It’s less than 24 hours before her MTV Video Music Awards performance, and Rita Ora is all nerves—but you’d never know it. The U.K.-bred singer on the brink of a U.S. takeover is still in her pj’s, lounging poolside on the sun-drenched patio of West Hollywood’s famed Sunset Marquis hotel. She’s wearing reflective shades to disguise sleepy eyes and sipping lemon tea to recover from another whirlwind workday: a fashion shoot, back-to-back performances in two states with Aussie rapper-of-the-moment Iggy Azalea, and an after-party where the “Black Widow” duo got to meet J.Lo.
Worthy of note: Her rolled-out-of-bed look is cooler than any you’ve ever seen. She’s barefoot and barefaced—not a stitch of makeup and still preternaturally gorgeous. No over-the-top hairdo, just bleached-blonde strands peeking from under a backward leather cap that she designed for her Adidas Originals collection, which launched this fall. Oh, and those pj’s I mentioned? Well, when you’re Rita Ora, even a silk Agent Provocateur nightgown punctuated by skin-exposing lace cutouts reads more red carpet-ready than woke-up-like-this.

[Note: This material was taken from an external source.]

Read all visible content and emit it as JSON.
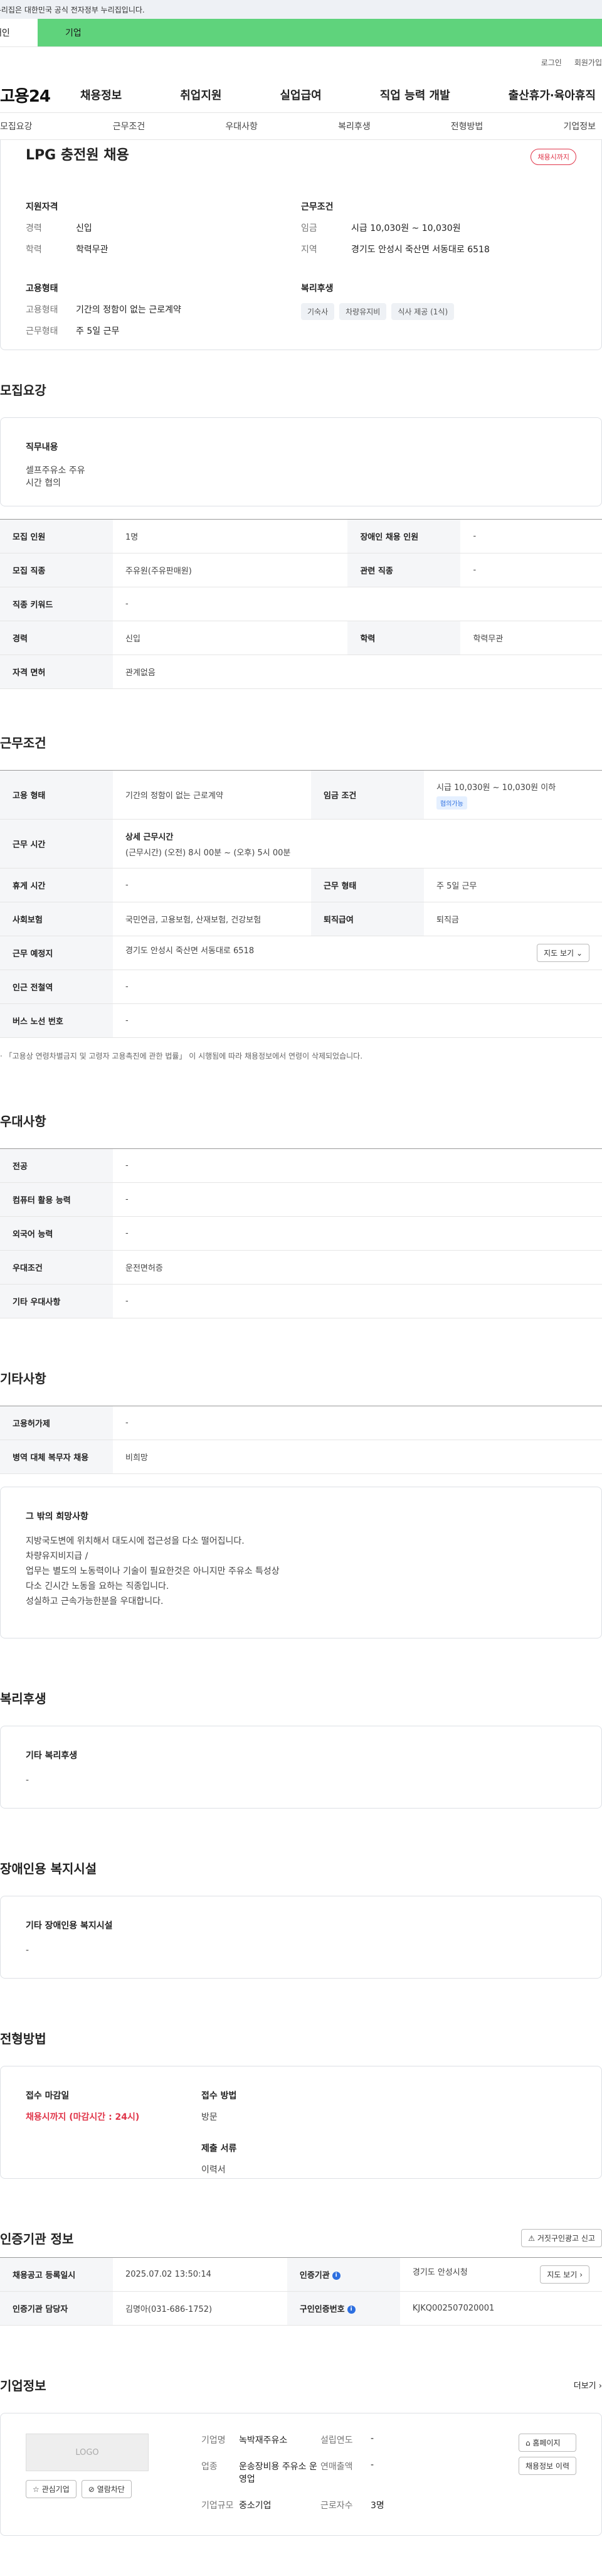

If you’re one of the 3 million-plus people following @ritaora’s meteoric rise through Instagram, you know her life has all the trappings of pop stardom, from famous friends like Cara Delevingne to fantasy mentors like Beyoncé and Jay Z, the latter of whom signed her on the spot to his Roc Nation label in 2009. As the face of Roberto Cavalli’s fall campaign and DKNY’s latest scent, MYNY, she even has A-list designers on speed dial. But in a world where being famous for being famous isn’t exactly uncommon, perhaps the more surprising takeaway about the girl who’s racking up major endorsement deals left and right is that she has serious talent.
“When people come to my shows, they’re like, ‘I can’t believe you can actually freaking sing!’” she says with a chuckle, admitting that her voice is often eclipsed by an array of extracurriculars, which include a line of nail polishes she created with British beauty brand Rimmel London (her signature blonde hair and red lips are even featured on the bottles). Isn’t that frustrating for someone who’s so much more than just a pretty face? “Honestly, no,” she says. “I don’t blame them. I haven’t released an album in the States. All the hype is from what’s online. But I’m a musician before any of that. I’ve always been a musician.”
While Rita has enjoyed chart-topping success overseas with four number one singles, she has yet to release a major crossover record that solidifies her in the American consciousness as the bona fide powerhouse she is. Which, of course, raises the stakes on tomorrow’s performance, when she will take on the same world stage Miley exploited during last year’s notorious twerk seen ’round the universe. But Rita’s secret weapon isn’t a gimmick. It’s simply showing the American public who she really is.
For starters, she’s the kind of refreshing celeb whose authenticity shines through in every scenario. She opens up, she goes off-script, and she doesn’t only talk about being the face of a new fragrance—she extends her wrist so you can take a whiff right off her skin. “I choose to let my fans in,” the singer says earnestly.
Case in point: A few months prior, during an intimate acoustic performance of her hit “I Will Never Let You Down” at Teen Vogue headquarters, she announced to a conference room packed with staffers that she was hopelessly in love. “I met this guy, and he just changed my life,” she told us with palpable conviction and sincerity, instantly recruiting us all to Team Rita. “He inspired me to make an album about love and dance around about it.”
She was speaking, of course, about then boyfriend and repeat hitmaker Calvin Harris, 30, whom she had reportedly collaborated with for her American debut album. Within weeks, the couple of about a year would endure a painfully public breakup. But the song would live on to become her second single to make the Billboard Hot 100.
Back at the pool, I ask what the hardest part of fame has been. She responds thoughtfully: “Without complaining, without being moany, because this is what I have wanted to do all my life, I think it’s that people may forget I’m just a 23-year-old girl who wants to be in love. And even though I live and breathe my job, I still want someone to want me. That’s how every girl feels.” Like any other lovesick teen or twentysomething grappling with the aftermath of a breakup, she ponders, “It’s like, Will I ever love someone as much as I loved that person?” And then she answers her own question: “You will. You won’t forget how you felt, but you will love someone else again.”
To read the rest of Rita’s interview and see all the pics (plus scoop our special flip issue all about campus style!), grab our November issue on newsstands October 28.